▸ WHAT TO DO: Work through the material below and count the lines holding the word "level"; give that count and nothing more.

--

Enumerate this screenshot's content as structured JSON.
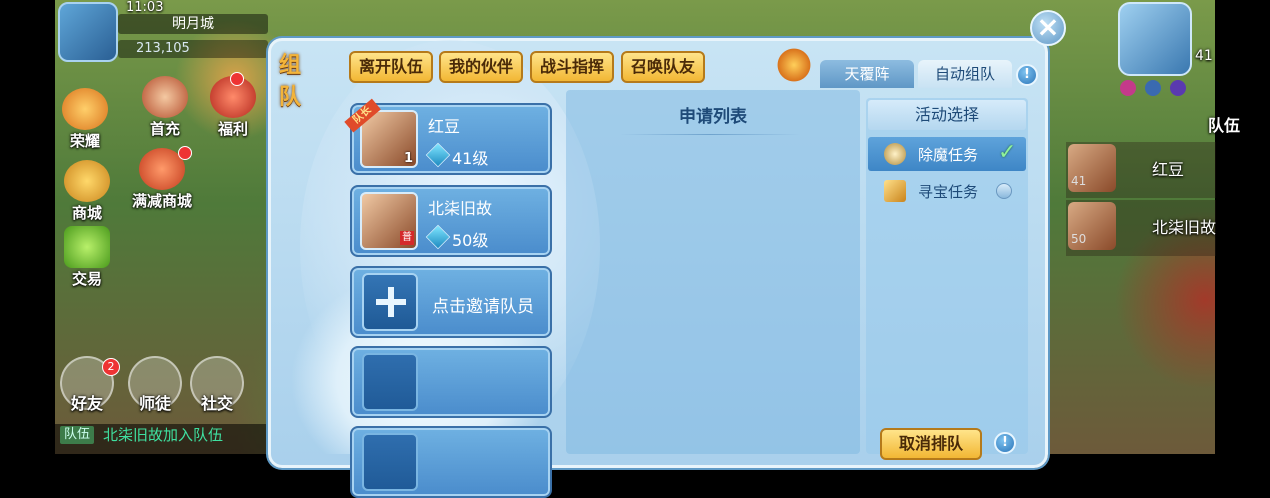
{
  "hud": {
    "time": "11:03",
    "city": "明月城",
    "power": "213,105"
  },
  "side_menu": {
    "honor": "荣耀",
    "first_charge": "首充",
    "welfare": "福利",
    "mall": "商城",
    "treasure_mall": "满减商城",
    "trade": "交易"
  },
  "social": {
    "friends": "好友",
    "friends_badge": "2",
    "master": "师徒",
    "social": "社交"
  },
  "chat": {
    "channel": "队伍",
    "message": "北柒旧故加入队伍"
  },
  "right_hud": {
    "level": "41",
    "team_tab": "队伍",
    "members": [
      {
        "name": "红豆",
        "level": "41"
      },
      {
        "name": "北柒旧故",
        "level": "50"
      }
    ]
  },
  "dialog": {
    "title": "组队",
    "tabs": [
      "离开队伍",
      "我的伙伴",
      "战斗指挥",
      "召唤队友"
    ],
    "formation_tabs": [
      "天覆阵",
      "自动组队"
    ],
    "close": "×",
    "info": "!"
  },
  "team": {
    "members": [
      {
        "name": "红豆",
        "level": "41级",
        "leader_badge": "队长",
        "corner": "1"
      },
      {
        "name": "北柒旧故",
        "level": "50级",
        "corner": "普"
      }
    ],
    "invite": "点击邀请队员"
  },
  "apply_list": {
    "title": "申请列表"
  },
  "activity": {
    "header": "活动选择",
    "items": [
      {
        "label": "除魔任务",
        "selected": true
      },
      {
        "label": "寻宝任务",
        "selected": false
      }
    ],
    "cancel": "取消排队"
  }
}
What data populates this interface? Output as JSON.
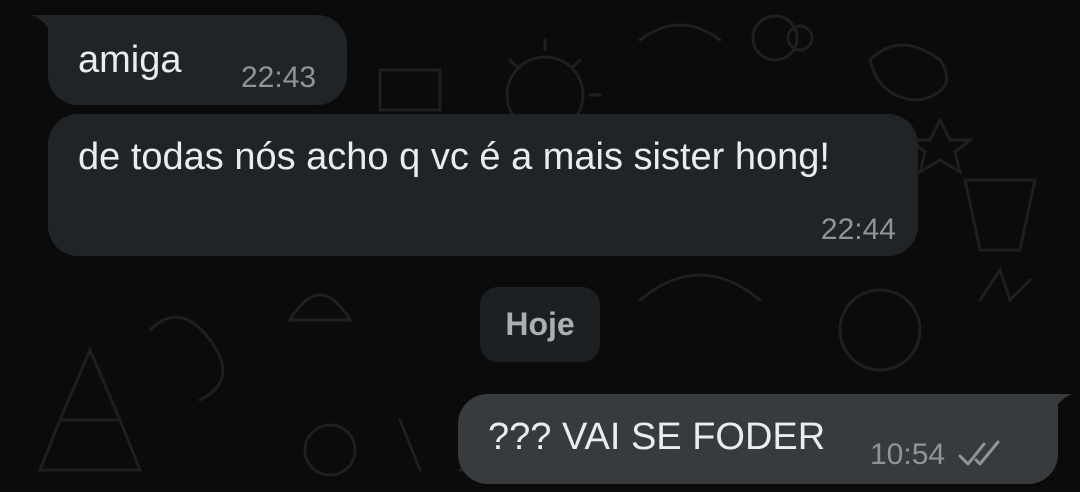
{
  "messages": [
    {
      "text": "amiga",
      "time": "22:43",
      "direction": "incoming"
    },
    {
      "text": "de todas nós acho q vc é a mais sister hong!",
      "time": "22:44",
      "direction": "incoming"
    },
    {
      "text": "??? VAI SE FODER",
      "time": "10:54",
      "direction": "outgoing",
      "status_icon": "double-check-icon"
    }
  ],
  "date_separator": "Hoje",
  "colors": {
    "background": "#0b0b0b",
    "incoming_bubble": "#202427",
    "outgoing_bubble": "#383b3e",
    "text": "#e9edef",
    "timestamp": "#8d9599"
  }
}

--

▸ ANSWER SPACE: 5